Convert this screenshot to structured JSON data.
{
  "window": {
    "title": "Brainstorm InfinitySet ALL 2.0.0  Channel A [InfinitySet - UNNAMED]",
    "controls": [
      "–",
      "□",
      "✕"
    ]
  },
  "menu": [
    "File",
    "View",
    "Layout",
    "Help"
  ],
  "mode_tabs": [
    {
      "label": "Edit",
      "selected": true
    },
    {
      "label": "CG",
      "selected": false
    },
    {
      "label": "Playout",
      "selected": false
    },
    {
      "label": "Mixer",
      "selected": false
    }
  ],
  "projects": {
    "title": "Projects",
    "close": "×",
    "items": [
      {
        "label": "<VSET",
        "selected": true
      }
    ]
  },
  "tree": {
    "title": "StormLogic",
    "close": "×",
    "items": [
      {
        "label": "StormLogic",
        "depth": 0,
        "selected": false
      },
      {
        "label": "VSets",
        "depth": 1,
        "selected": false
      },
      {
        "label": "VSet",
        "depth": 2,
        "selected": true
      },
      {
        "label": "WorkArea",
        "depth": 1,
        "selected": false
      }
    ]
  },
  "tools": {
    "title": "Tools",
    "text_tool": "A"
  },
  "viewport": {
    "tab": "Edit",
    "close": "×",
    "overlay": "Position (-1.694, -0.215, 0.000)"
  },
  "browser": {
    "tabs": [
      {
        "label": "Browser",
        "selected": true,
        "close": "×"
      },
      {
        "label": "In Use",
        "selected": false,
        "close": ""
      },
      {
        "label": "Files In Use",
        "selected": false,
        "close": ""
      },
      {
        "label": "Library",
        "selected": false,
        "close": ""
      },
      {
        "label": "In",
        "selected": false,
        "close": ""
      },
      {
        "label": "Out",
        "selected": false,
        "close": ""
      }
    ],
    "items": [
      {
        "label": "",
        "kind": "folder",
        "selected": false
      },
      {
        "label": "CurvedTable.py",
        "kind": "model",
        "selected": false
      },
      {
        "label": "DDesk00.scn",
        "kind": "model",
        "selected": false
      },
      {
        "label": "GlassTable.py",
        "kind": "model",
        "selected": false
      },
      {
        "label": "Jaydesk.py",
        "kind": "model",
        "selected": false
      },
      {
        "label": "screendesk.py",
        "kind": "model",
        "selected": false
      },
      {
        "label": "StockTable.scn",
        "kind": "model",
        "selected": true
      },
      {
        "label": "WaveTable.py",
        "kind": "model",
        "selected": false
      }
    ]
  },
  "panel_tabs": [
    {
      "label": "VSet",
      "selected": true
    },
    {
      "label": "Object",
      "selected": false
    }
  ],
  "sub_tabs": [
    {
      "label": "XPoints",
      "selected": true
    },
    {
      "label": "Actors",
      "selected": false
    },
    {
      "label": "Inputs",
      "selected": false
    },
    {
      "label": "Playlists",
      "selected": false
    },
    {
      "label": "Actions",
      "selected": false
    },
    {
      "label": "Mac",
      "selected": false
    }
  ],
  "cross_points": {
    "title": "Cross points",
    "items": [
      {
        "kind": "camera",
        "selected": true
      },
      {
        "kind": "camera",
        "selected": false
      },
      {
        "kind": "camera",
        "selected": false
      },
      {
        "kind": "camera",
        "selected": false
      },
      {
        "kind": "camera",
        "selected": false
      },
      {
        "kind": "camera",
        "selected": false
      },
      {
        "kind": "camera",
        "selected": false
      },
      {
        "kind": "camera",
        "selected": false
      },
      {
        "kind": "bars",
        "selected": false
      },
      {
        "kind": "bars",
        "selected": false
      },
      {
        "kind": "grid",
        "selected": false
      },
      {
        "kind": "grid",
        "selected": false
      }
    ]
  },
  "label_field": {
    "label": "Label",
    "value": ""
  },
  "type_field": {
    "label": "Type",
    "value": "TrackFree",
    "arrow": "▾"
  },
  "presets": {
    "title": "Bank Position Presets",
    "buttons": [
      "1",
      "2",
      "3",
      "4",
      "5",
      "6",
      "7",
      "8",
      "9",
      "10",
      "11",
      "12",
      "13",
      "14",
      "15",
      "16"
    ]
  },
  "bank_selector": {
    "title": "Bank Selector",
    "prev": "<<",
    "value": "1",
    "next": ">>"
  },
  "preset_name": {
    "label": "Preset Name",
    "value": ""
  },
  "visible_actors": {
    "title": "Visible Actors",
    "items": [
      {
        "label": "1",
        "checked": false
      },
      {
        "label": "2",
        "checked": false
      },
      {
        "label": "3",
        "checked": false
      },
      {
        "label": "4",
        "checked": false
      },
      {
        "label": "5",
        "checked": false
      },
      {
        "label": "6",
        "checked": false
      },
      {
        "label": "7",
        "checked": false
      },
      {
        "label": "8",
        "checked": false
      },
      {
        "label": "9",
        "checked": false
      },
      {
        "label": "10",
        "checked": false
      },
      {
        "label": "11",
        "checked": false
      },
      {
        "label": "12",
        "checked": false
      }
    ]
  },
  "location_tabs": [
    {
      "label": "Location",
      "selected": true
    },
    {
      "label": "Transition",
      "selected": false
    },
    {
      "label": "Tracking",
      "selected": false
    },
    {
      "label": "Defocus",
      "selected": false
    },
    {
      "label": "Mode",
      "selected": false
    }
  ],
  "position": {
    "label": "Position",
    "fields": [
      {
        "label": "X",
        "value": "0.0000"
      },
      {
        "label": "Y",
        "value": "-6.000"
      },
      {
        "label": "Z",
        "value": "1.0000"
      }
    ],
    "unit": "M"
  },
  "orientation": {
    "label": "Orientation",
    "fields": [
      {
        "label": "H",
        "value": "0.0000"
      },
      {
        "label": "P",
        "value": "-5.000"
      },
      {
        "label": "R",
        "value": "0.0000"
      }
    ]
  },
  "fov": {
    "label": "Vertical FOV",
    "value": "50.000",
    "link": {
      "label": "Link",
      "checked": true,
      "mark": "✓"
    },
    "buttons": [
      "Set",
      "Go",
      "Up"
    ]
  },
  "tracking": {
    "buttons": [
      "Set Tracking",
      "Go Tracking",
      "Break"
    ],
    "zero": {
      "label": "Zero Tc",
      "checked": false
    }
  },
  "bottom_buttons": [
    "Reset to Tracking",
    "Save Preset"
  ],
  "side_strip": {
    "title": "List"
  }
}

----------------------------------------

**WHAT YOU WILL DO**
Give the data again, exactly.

**YOUR RESPONSE**
Convert this screenshot to structured JSON data.
{
  "window": {
    "title": "Brainstorm InfinitySet ALL 2.0.0  Channel A [InfinitySet - UNNAMED]",
    "controls": [
      "–",
      "□",
      "✕"
    ]
  },
  "menu": [
    "File",
    "View",
    "Layout",
    "Help"
  ],
  "mode_tabs": [
    {
      "label": "Edit",
      "selected": true
    },
    {
      "label": "CG",
      "selected": false
    },
    {
      "label": "Playout",
      "selected": false
    },
    {
      "label": "Mixer",
      "selected": false
    }
  ],
  "projects": {
    "title": "Projects",
    "close": "×",
    "items": [
      {
        "label": "<VSET",
        "selected": true
      }
    ]
  },
  "tree": {
    "title": "StormLogic",
    "close": "×",
    "items": [
      {
        "label": "StormLogic",
        "depth": 0,
        "selected": false
      },
      {
        "label": "VSets",
        "depth": 1,
        "selected": false
      },
      {
        "label": "VSet",
        "depth": 2,
        "selected": true
      },
      {
        "label": "WorkArea",
        "depth": 1,
        "selected": false
      }
    ]
  },
  "tools": {
    "title": "Tools",
    "text_tool": "A"
  },
  "viewport": {
    "tab": "Edit",
    "close": "×",
    "overlay": "Position (-1.694, -0.215, 0.000)"
  },
  "browser": {
    "tabs": [
      {
        "label": "Browser",
        "selected": true,
        "close": "×"
      },
      {
        "label": "In Use",
        "selected": false,
        "close": ""
      },
      {
        "label": "Files In Use",
        "selected": false,
        "close": ""
      },
      {
        "label": "Library",
        "selected": false,
        "close": ""
      },
      {
        "label": "In",
        "selected": false,
        "close": ""
      },
      {
        "label": "Out",
        "selected": false,
        "close": ""
      }
    ],
    "items": [
      {
        "label": "",
        "kind": "folder",
        "selected": false
      },
      {
        "label": "CurvedTable.py",
        "kind": "model",
        "selected": false
      },
      {
        "label": "DDesk00.scn",
        "kind": "model",
        "selected": false
      },
      {
        "label": "GlassTable.py",
        "kind": "model",
        "selected": false
      },
      {
        "label": "Jaydesk.py",
        "kind": "model",
        "selected": false
      },
      {
        "label": "screendesk.py",
        "kind": "model",
        "selected": false
      },
      {
        "label": "StockTable.scn",
        "kind": "model",
        "selected": true
      },
      {
        "label": "WaveTable.py",
        "kind": "model",
        "selected": false
      }
    ]
  },
  "panel_tabs": [
    {
      "label": "VSet",
      "selected": true
    },
    {
      "label": "Object",
      "selected": false
    }
  ],
  "sub_tabs": [
    {
      "label": "XPoints",
      "selected": true
    },
    {
      "label": "Actors",
      "selected": false
    },
    {
      "label": "Inputs",
      "selected": false
    },
    {
      "label": "Playlists",
      "selected": false
    },
    {
      "label": "Actions",
      "selected": false
    },
    {
      "label": "Mac",
      "selected": false
    }
  ],
  "cross_points": {
    "title": "Cross points",
    "items": [
      {
        "kind": "camera",
        "selected": true
      },
      {
        "kind": "camera",
        "selected": false
      },
      {
        "kind": "camera",
        "selected": false
      },
      {
        "kind": "camera",
        "selected": false
      },
      {
        "kind": "camera",
        "selected": false
      },
      {
        "kind": "camera",
        "selected": false
      },
      {
        "kind": "camera",
        "selected": false
      },
      {
        "kind": "camera",
        "selected": false
      },
      {
        "kind": "bars",
        "selected": false
      },
      {
        "kind": "bars",
        "selected": false
      },
      {
        "kind": "grid",
        "selected": false
      },
      {
        "kind": "grid",
        "selected": false
      }
    ]
  },
  "label_field": {
    "label": "Label",
    "value": ""
  },
  "type_field": {
    "label": "Type",
    "value": "TrackFree",
    "arrow": "▾"
  },
  "presets": {
    "title": "Bank Position Presets",
    "buttons": [
      "1",
      "2",
      "3",
      "4",
      "5",
      "6",
      "7",
      "8",
      "9",
      "10",
      "11",
      "12",
      "13",
      "14",
      "15",
      "16"
    ]
  },
  "bank_selector": {
    "title": "Bank Selector",
    "prev": "<<",
    "value": "1",
    "next": ">>"
  },
  "preset_name": {
    "label": "Preset Name",
    "value": ""
  },
  "visible_actors": {
    "title": "Visible Actors",
    "items": [
      {
        "label": "1",
        "checked": false
      },
      {
        "label": "2",
        "checked": false
      },
      {
        "label": "3",
        "checked": false
      },
      {
        "label": "4",
        "checked": false
      },
      {
        "label": "5",
        "checked": false
      },
      {
        "label": "6",
        "checked": false
      },
      {
        "label": "7",
        "checked": false
      },
      {
        "label": "8",
        "checked": false
      },
      {
        "label": "9",
        "checked": false
      },
      {
        "label": "10",
        "checked": false
      },
      {
        "label": "11",
        "checked": false
      },
      {
        "label": "12",
        "checked": false
      }
    ]
  },
  "location_tabs": [
    {
      "label": "Location",
      "selected": true
    },
    {
      "label": "Transition",
      "selected": false
    },
    {
      "label": "Tracking",
      "selected": false
    },
    {
      "label": "Defocus",
      "selected": false
    },
    {
      "label": "Mode",
      "selected": false
    }
  ],
  "position": {
    "label": "Position",
    "fields": [
      {
        "label": "X",
        "value": "0.0000"
      },
      {
        "label": "Y",
        "value": "-6.000"
      },
      {
        "label": "Z",
        "value": "1.0000"
      }
    ],
    "unit": "M"
  },
  "orientation": {
    "label": "Orientation",
    "fields": [
      {
        "label": "H",
        "value": "0.0000"
      },
      {
        "label": "P",
        "value": "-5.000"
      },
      {
        "label": "R",
        "value": "0.0000"
      }
    ]
  },
  "fov": {
    "label": "Vertical FOV",
    "value": "50.000",
    "link": {
      "label": "Link",
      "checked": true,
      "mark": "✓"
    },
    "buttons": [
      "Set",
      "Go",
      "Up"
    ]
  },
  "tracking": {
    "buttons": [
      "Set Tracking",
      "Go Tracking",
      "Break"
    ],
    "zero": {
      "label": "Zero Tc",
      "checked": false
    }
  },
  "bottom_buttons": [
    "Reset to Tracking",
    "Save Preset"
  ],
  "side_strip": {
    "title": "List"
  }
}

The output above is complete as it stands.